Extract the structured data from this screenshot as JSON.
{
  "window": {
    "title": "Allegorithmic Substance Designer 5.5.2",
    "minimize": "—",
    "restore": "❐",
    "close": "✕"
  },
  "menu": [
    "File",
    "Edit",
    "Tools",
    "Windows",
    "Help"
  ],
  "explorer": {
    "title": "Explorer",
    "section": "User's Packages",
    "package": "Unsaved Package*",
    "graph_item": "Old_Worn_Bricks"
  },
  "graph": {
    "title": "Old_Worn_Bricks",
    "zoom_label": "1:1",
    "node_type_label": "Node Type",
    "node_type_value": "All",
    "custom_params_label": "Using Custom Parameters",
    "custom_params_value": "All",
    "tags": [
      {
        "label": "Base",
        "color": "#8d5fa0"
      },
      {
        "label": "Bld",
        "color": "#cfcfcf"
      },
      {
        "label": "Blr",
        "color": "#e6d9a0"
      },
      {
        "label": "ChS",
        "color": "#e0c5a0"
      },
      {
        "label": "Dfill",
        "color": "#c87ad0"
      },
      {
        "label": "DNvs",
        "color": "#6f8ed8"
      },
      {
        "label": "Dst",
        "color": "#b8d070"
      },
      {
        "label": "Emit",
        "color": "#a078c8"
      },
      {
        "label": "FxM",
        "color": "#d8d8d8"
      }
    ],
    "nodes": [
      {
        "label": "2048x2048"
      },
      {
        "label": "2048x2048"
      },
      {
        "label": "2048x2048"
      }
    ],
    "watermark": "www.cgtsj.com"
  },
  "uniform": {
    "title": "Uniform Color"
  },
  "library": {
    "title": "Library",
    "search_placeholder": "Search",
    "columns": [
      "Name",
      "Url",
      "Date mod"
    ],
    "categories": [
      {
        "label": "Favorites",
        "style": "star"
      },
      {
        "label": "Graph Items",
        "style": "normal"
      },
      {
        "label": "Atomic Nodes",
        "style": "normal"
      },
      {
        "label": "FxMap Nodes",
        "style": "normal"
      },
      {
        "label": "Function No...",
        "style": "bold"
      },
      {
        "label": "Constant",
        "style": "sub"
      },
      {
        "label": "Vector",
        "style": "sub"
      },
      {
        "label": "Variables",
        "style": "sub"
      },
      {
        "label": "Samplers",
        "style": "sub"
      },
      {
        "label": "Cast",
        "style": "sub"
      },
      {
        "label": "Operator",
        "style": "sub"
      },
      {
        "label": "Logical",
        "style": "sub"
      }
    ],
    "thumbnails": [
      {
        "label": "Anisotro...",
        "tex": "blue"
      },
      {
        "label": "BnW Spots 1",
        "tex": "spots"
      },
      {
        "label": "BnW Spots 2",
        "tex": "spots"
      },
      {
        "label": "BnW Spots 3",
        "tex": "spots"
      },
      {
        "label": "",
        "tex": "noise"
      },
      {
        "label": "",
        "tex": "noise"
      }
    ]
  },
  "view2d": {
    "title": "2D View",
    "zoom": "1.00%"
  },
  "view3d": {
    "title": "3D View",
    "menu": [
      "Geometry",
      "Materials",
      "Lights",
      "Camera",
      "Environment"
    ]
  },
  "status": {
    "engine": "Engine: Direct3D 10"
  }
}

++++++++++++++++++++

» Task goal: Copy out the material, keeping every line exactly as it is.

» Result:
Extract the structured data from this screenshot as JSON.
{
  "window": {
    "title": "Allegorithmic Substance Designer 5.5.2",
    "minimize": "—",
    "restore": "❐",
    "close": "✕"
  },
  "menu": [
    "File",
    "Edit",
    "Tools",
    "Windows",
    "Help"
  ],
  "explorer": {
    "title": "Explorer",
    "section": "User's Packages",
    "package": "Unsaved Package*",
    "graph_item": "Old_Worn_Bricks"
  },
  "graph": {
    "title": "Old_Worn_Bricks",
    "zoom_label": "1:1",
    "node_type_label": "Node Type",
    "node_type_value": "All",
    "custom_params_label": "Using Custom Parameters",
    "custom_params_value": "All",
    "tags": [
      {
        "label": "Base",
        "color": "#8d5fa0"
      },
      {
        "label": "Bld",
        "color": "#cfcfcf"
      },
      {
        "label": "Blr",
        "color": "#e6d9a0"
      },
      {
        "label": "ChS",
        "color": "#e0c5a0"
      },
      {
        "label": "Dfill",
        "color": "#c87ad0"
      },
      {
        "label": "DNvs",
        "color": "#6f8ed8"
      },
      {
        "label": "Dst",
        "color": "#b8d070"
      },
      {
        "label": "Emit",
        "color": "#a078c8"
      },
      {
        "label": "FxM",
        "color": "#d8d8d8"
      }
    ],
    "nodes": [
      {
        "label": "2048x2048"
      },
      {
        "label": "2048x2048"
      },
      {
        "label": "2048x2048"
      }
    ],
    "watermark": "www.cgtsj.com"
  },
  "uniform": {
    "title": "Uniform Color"
  },
  "library": {
    "title": "Library",
    "search_placeholder": "Search",
    "columns": [
      "Name",
      "Url",
      "Date mod"
    ],
    "categories": [
      {
        "label": "Favorites",
        "style": "star"
      },
      {
        "label": "Graph Items",
        "style": "normal"
      },
      {
        "label": "Atomic Nodes",
        "style": "normal"
      },
      {
        "label": "FxMap Nodes",
        "style": "normal"
      },
      {
        "label": "Function No...",
        "style": "bold"
      },
      {
        "label": "Constant",
        "style": "sub"
      },
      {
        "label": "Vector",
        "style": "sub"
      },
      {
        "label": "Variables",
        "style": "sub"
      },
      {
        "label": "Samplers",
        "style": "sub"
      },
      {
        "label": "Cast",
        "style": "sub"
      },
      {
        "label": "Operator",
        "style": "sub"
      },
      {
        "label": "Logical",
        "style": "sub"
      }
    ],
    "thumbnails": [
      {
        "label": "Anisotro...",
        "tex": "blue"
      },
      {
        "label": "BnW Spots 1",
        "tex": "spots"
      },
      {
        "label": "BnW Spots 2",
        "tex": "spots"
      },
      {
        "label": "BnW Spots 3",
        "tex": "spots"
      },
      {
        "label": "",
        "tex": "noise"
      },
      {
        "label": "",
        "tex": "noise"
      }
    ]
  },
  "view2d": {
    "title": "2D View",
    "zoom": "1.00%"
  },
  "view3d": {
    "title": "3D View",
    "menu": [
      "Geometry",
      "Materials",
      "Lights",
      "Camera",
      "Environment"
    ]
  },
  "status": {
    "engine": "Engine: Direct3D 10"
  }
}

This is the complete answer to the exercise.